## Task objective
Each line of the data below must be given again exactly as written.

......

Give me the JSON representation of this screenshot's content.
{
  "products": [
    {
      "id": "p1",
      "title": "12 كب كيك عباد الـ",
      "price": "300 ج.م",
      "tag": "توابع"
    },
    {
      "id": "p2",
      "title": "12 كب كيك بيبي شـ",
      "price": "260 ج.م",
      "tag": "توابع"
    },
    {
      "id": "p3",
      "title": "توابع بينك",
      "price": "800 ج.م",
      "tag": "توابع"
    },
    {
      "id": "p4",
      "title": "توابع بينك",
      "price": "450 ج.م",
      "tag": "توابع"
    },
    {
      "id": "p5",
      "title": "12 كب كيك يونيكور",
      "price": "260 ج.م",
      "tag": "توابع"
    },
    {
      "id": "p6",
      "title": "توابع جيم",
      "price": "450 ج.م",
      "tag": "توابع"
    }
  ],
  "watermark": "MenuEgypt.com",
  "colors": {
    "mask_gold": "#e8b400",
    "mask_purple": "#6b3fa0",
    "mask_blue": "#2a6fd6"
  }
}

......

## Response
Give me the JSON representation of this screenshot's content.
{
  "products": [
    {
      "id": "p1",
      "title": "12 كب كيك عباد الـ",
      "price": "300 ج.م",
      "tag": "توابع"
    },
    {
      "id": "p2",
      "title": "12 كب كيك بيبي شـ",
      "price": "260 ج.م",
      "tag": "توابع"
    },
    {
      "id": "p3",
      "title": "توابع بينك",
      "price": "800 ج.م",
      "tag": "توابع"
    },
    {
      "id": "p4",
      "title": "توابع بينك",
      "price": "450 ج.م",
      "tag": "توابع"
    },
    {
      "id": "p5",
      "title": "12 كب كيك يونيكور",
      "price": "260 ج.م",
      "tag": "توابع"
    },
    {
      "id": "p6",
      "title": "توابع جيم",
      "price": "450 ج.م",
      "tag": "توابع"
    }
  ],
  "watermark": "MenuEgypt.com",
  "colors": {
    "mask_gold": "#e8b400",
    "mask_purple": "#6b3fa0",
    "mask_blue": "#2a6fd6"
  }
}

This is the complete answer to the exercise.